TASK OBJECTIVE ->
Would you please give every entry again exactly, without the pictures?

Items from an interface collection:
○ ○ ○

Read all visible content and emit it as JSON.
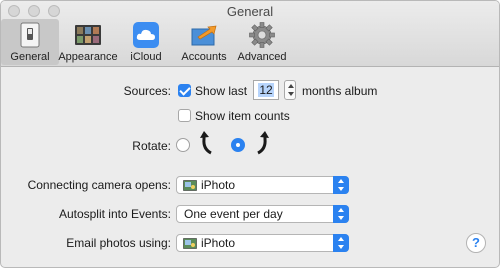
{
  "window": {
    "title": "General"
  },
  "toolbar": {
    "items": [
      {
        "label": "General",
        "icon": "general-switch-icon",
        "active": true
      },
      {
        "label": "Appearance",
        "icon": "appearance-icon",
        "active": false
      },
      {
        "label": "iCloud",
        "icon": "icloud-icon",
        "active": false
      },
      {
        "label": "Accounts",
        "icon": "accounts-icon",
        "active": false
      },
      {
        "label": "Advanced",
        "icon": "gear-icon",
        "active": false
      }
    ]
  },
  "sources": {
    "label": "Sources:",
    "show_last_label": "Show last",
    "show_last_checked": true,
    "months_value": "12",
    "months_suffix": "months album",
    "show_item_counts_label": "Show item counts",
    "show_item_counts_checked": false
  },
  "rotate": {
    "label": "Rotate:",
    "options": [
      {
        "icon": "rotate-counterclockwise-icon",
        "selected": false
      },
      {
        "icon": "rotate-clockwise-icon",
        "selected": true
      }
    ]
  },
  "camera": {
    "label": "Connecting camera opens:",
    "value": "iPhoto",
    "icon": "iphoto-icon"
  },
  "autosplit": {
    "label": "Autosplit into Events:",
    "value": "One event per day"
  },
  "email": {
    "label": "Email photos using:",
    "value": "iPhoto",
    "icon": "iphoto-icon"
  },
  "help": {
    "glyph": "?"
  },
  "colors": {
    "accent": "#2b82f0",
    "window_bg": "#ececec",
    "toolbar_active": "#c8c8c8"
  }
}
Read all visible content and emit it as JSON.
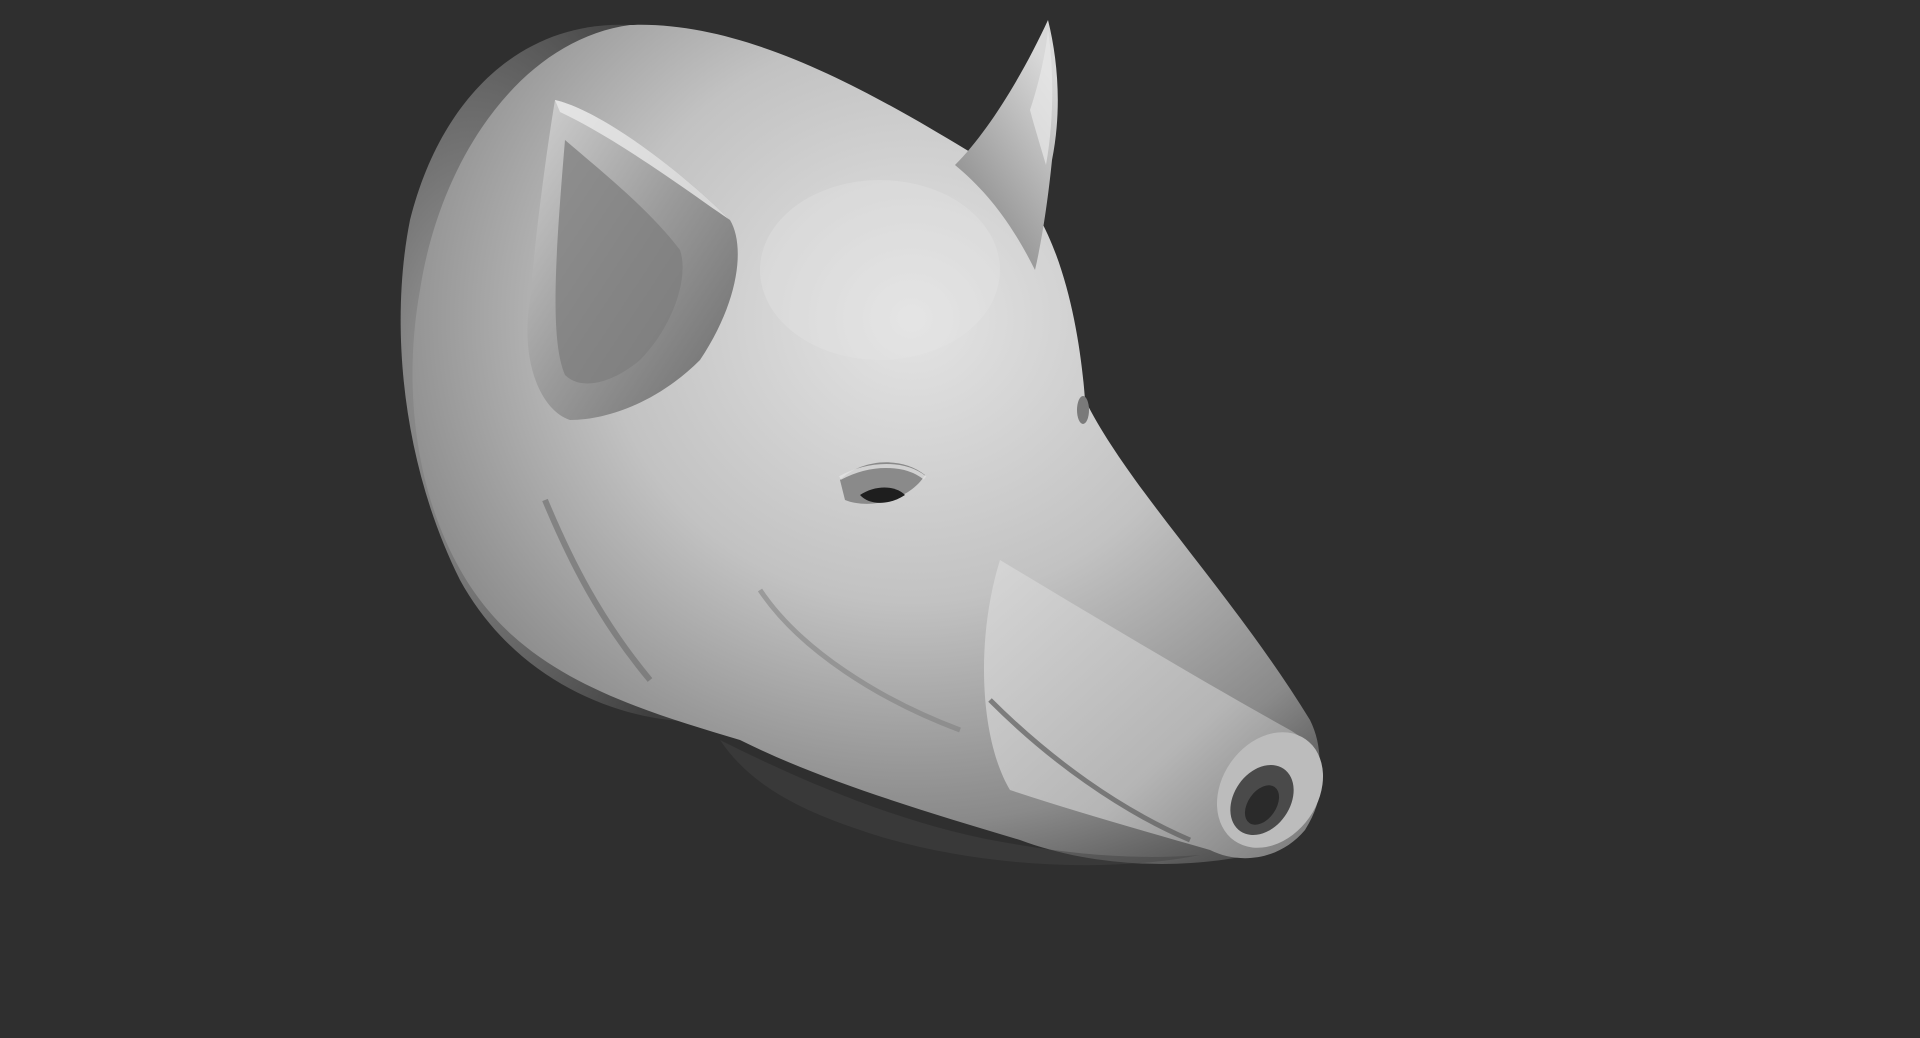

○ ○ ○

REPLY TO THE TASK ->
Read all visible content and emit it as JSON.
{
  "window": {
    "title": "General"
  },
  "toolbar": {
    "items": [
      {
        "label": "General",
        "icon": "general-switch-icon",
        "active": true
      },
      {
        "label": "Appearance",
        "icon": "appearance-icon",
        "active": false
      },
      {
        "label": "iCloud",
        "icon": "icloud-icon",
        "active": false
      },
      {
        "label": "Accounts",
        "icon": "accounts-icon",
        "active": false
      },
      {
        "label": "Advanced",
        "icon": "gear-icon",
        "active": false
      }
    ]
  },
  "sources": {
    "label": "Sources:",
    "show_last_label": "Show last",
    "show_last_checked": true,
    "months_value": "12",
    "months_suffix": "months album",
    "show_item_counts_label": "Show item counts",
    "show_item_counts_checked": false
  },
  "rotate": {
    "label": "Rotate:",
    "options": [
      {
        "icon": "rotate-counterclockwise-icon",
        "selected": false
      },
      {
        "icon": "rotate-clockwise-icon",
        "selected": true
      }
    ]
  },
  "camera": {
    "label": "Connecting camera opens:",
    "value": "iPhoto",
    "icon": "iphoto-icon"
  },
  "autosplit": {
    "label": "Autosplit into Events:",
    "value": "One event per day"
  },
  "email": {
    "label": "Email photos using:",
    "value": "iPhoto",
    "icon": "iphoto-icon"
  },
  "help": {
    "glyph": "?"
  },
  "colors": {
    "accent": "#2b82f0",
    "window_bg": "#ececec",
    "toolbar_active": "#c8c8c8"
  }
}
Read all visible content and emit it as JSON.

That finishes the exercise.